Using data from the Small Business Administration’s (SBA’s) SBIC program, the report finds that from 1995-2014 nearly 3 million new jobs were created by small businesses, with an average investment by SBICs of $14,500 per job. In addition, 6.5 million jobs were sustained by small businesses with an average investment by SBICs of $4,500 per job – jobs that might otherwise have been lost by those companies for lack of access to capital. Equity investments were especially effective in creating jobs in the small businesses financed by SBICs.
Created in 1958 by President Eisenhower, every president since can take credit for the achievements of the SBIC program over the subsequent 58 years. SBICs have deployed $80.5 billion in capital (two-thirds from the private sector) into approximately 120,000 small businesses. The program uses private capital combined with credit backed by the U.S. government and operates at zero-subsidy to the taxpayer.

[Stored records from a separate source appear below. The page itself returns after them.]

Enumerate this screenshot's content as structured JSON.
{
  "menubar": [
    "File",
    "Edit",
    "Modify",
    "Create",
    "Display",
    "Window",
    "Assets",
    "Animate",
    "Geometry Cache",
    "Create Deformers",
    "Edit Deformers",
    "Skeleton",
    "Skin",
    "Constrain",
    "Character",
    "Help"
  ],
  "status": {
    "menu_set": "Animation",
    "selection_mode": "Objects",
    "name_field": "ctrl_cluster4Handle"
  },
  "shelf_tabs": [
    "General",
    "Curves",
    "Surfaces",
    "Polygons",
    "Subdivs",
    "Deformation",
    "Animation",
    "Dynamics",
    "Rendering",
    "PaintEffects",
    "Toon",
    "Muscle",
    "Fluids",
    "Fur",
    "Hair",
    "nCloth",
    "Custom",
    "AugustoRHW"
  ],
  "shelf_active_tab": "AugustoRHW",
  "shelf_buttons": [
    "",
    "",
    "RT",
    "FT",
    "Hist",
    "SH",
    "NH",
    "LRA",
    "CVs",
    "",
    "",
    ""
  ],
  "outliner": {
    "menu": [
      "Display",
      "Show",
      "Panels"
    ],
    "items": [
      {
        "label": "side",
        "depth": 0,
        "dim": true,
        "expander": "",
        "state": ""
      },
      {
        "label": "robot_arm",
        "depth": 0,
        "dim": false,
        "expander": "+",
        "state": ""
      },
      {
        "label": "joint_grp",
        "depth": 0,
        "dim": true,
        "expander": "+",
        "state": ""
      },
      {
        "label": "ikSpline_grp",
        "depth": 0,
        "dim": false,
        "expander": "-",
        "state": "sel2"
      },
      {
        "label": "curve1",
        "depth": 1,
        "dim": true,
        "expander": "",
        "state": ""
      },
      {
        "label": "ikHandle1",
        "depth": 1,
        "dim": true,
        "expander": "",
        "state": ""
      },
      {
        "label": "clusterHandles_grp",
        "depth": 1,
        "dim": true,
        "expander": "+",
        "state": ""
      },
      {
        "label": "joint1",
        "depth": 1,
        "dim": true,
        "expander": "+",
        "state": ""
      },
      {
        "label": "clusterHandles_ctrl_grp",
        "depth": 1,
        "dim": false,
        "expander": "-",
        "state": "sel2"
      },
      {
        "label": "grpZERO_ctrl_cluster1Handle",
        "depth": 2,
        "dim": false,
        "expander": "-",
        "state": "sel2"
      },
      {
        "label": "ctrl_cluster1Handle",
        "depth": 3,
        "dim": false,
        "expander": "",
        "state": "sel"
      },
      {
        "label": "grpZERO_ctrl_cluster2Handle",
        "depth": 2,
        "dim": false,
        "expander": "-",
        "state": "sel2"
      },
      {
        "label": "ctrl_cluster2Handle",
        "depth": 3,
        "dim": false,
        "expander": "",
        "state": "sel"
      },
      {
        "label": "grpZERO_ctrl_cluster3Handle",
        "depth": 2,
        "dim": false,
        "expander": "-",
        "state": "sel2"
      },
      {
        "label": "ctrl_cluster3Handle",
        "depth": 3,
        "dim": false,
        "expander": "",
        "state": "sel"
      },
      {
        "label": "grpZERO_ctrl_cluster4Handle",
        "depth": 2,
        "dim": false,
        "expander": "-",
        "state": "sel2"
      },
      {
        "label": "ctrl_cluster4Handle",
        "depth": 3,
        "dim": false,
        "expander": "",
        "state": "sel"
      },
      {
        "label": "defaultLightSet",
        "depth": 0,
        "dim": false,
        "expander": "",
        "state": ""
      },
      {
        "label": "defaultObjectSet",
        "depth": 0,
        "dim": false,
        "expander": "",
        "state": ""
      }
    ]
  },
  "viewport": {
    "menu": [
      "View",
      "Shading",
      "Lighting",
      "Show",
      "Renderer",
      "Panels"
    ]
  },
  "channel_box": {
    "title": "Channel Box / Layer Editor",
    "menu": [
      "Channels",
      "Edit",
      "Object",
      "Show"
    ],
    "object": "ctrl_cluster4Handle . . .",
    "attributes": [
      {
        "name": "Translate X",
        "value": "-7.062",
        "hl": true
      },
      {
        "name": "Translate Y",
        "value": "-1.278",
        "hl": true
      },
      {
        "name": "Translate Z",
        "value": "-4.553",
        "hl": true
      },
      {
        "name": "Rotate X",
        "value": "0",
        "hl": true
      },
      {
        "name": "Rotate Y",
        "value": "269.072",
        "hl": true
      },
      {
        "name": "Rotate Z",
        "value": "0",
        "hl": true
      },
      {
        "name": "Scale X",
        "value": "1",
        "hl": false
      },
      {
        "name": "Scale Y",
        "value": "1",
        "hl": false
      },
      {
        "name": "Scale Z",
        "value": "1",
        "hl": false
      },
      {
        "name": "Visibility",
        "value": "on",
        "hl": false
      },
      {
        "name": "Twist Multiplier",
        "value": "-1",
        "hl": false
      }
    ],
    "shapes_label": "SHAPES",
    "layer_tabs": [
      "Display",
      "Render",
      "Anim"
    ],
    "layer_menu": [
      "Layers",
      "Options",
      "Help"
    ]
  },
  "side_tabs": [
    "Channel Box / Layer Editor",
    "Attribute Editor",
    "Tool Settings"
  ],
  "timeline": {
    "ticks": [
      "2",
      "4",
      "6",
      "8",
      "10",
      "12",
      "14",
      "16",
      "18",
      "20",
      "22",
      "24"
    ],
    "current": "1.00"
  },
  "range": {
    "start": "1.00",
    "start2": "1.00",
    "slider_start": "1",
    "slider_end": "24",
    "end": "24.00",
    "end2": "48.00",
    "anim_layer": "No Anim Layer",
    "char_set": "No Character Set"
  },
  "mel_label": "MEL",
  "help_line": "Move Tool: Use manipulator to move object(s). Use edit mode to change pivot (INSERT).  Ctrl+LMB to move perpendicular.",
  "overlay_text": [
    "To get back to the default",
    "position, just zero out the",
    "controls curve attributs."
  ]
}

Previously, the job creation impact of the program was an estimate based on a report from 1999. SBA’s Office of Investment and Innovation saw the value in sponsoring an external assessment of the SBIC program’s job creation data and commissioned respected academics under the auspices of the Library of Congress’ Federal Research Division to conduct the study. With the release of Measuring the Role of the SBIC Program in Small Business Job Creation by Dr. John Paglia of Pepperdine Graziadio School of Business and Management and Dr. David Robinson of Duke University Fuqua School of Business, working with the Federal Research Division of the Library of Congress, an externally-validated methodology is provided alongside an analysis of job creation from 1995-2014.
Given the significant contribution of SBIC-financed small businesses to job creation nationwide and as the new Administration looks for ways to create private sector jobs, SBICs not only offer a proven model but room to grow. Congress has generously authorized the program at a $4 billion credit ceiling. But existing SBICs have only tapped about $2.6 billion for the last two years, leaving $1.4 billion per year in credit that could have been used to finance small businesses. If future and existing SBICs take full advantage of the additional funding available, more than 85,000 additional jobs could be created each year.
What’s holding us back? Primarily it’s the need to attract additional qualified private investors to the program. With the impressive findings delivered by the Library of Congress’s study, the Office of Investment and Innovation and SBA have the opportunity to draw greater attention to the valuable SBIC program and to celebrate the significant contribution of small businesses and private investors in creating and sustaining much-needed private sector jobs.